- 4.9.21: The observed rotation of 2.0 g of a compound in 50 mL of solution i...
- 4.9.22: ( S )-( + )-Monosodium glutamate (MSG) is a flavor enhancer used in...
Solutions for Chapter 4.9: How Specific Rotation Is Measured
Full solutions for Organic Chemistry | 7th Edition
A compound containing a !CHO group
See alpha rays.
A compound that has the general formula R3N, where R may be H or a hydrocarbon group. (Section 16.7)
An electrode at which oxidation occurs. (Section 20.3)
A high-energy intermediate formed during the elimination-addition reaction that occurs between chlorobenzene and either NaOH (at high temperature) or NaNH2.
cholesteric liquid crystalline phase
A liquid crystal formed from flat, disc-shaped molecules that align through a stacking of the molecular discs. (Section 11.7)
A substance formed by the loss of a proton from a Brønsted–Lowry acid. (Section 16.2)
degree of unsaturation
The absence of two hydrogen atoms associated with a ring or a p bond.
A protein molecule that acts to catalyze specific biochemical reactions. (Section 14.7)
Gibbs free energy change (DG°)
The energy that dictates the position of chemical equilibria and rates of chemical reactions. A thermodynamic function of enthalpy, entropy, and temperature, given by the equation DG° 5 DH° 2 TDS°. If DG° , 0, the position of equilibria for the reaction favors products.
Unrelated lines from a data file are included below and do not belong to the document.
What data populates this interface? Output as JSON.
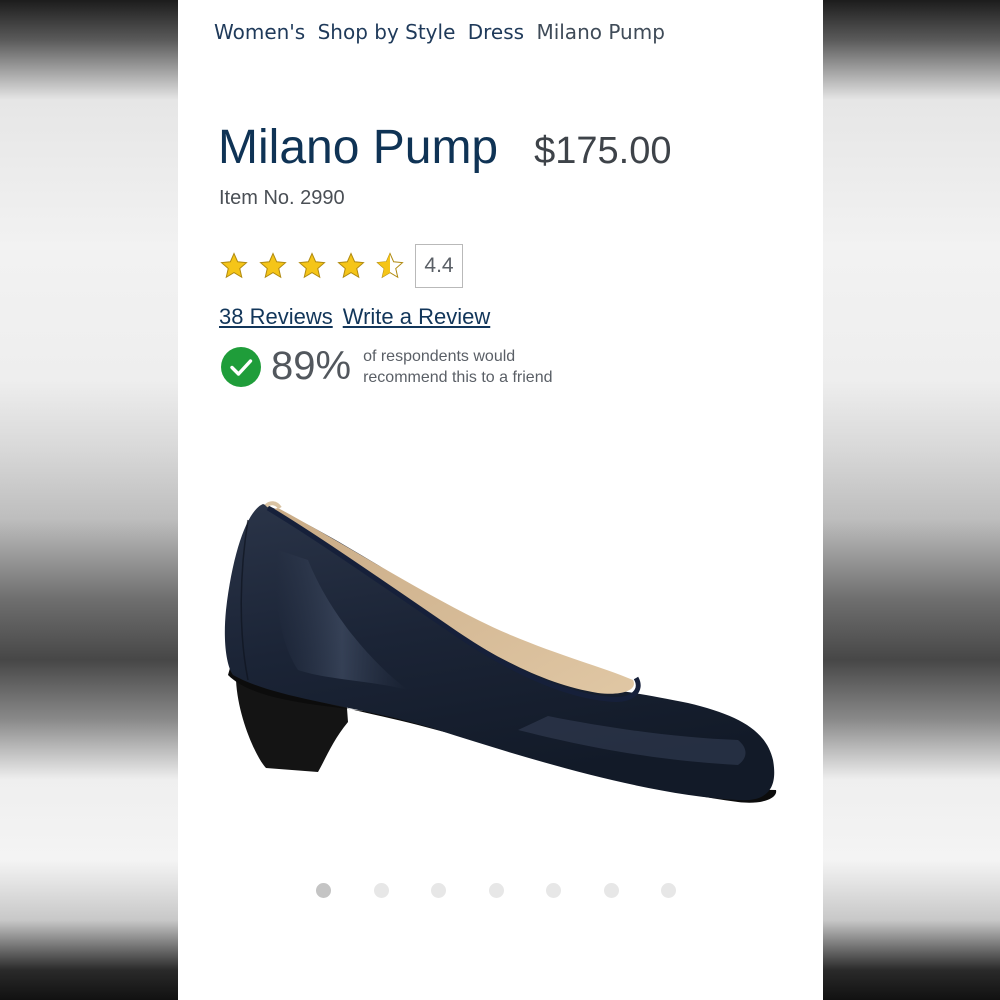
{
  "breadcrumb": {
    "items": [
      "Women's",
      "Shop by Style",
      "Dress"
    ],
    "current": "Milano Pump"
  },
  "product": {
    "title": "Milano Pump",
    "price": "$175.00",
    "item_no": "Item No. 2990"
  },
  "rating": {
    "value": "4.4",
    "stars_filled": 4.4,
    "stars_total": 5,
    "star_color": "#f5c518"
  },
  "reviews": {
    "count_link": "38 Reviews",
    "write_link": "Write a Review"
  },
  "recommend": {
    "percent": "89%",
    "line1": "of respondents would",
    "line2": "recommend this to a friend",
    "check_color": "#1f9d3a"
  },
  "image": {
    "icon": "shoe-image"
  },
  "carousel": {
    "total": 7,
    "active": 1
  }
}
If DG° . 0, the position of equilibria favors reactants.
A polymer that contains sections of one homopolymer that have been grafted onto a chain of the other homopolymer.
Homolytic bond cleavage
Cleavage of a bond so that each fragment retains one electron; formation of radicals.
An alloy in which smaller atoms fit into spaces between larger atoms. The larger atoms are metallic elements and the smaller atoms are typically nonmetallic elements. (Section 12.3)
A compound in which the carbonyl group 1C “O2 occurs at the interior of a carbon chain and is therefore flanked by carbon atoms. (Section 24.4)
A biomolecule isolated from plant or animal sources by extraction with nonpolar organic solvents, such as diethyl ether and hexane.
Molecular orbital (MO) theory
A theory of chemical bonding in which electrons in molecules occupy molecular orbitals that extend over the entire molecule and are formed by the combination of the atomic orbitals that make up the molecule
The pressure that must be applied to a solution to stop osmosis from pure solvent into the solution. (Section 13.5)
A step-by-step description of how a chemical reaction occurs.
An applied magnetic fi eld causes the p electrons of an aromatic ring to circulate, giving rise to the so-called ring current and an associated magnetic fi eld that opposes the applied fi eld in the middle of the ring but reinforces the applied fi eld on the outside of the ring.
A compound containing an !SH (sulfhydryl) group bonded to an sp3 -hybridized carbon.
Having trouble accessing your account? Let us help you, contact support at +1(510) 944-1054 or email@example.com
Forgot password? Reset it here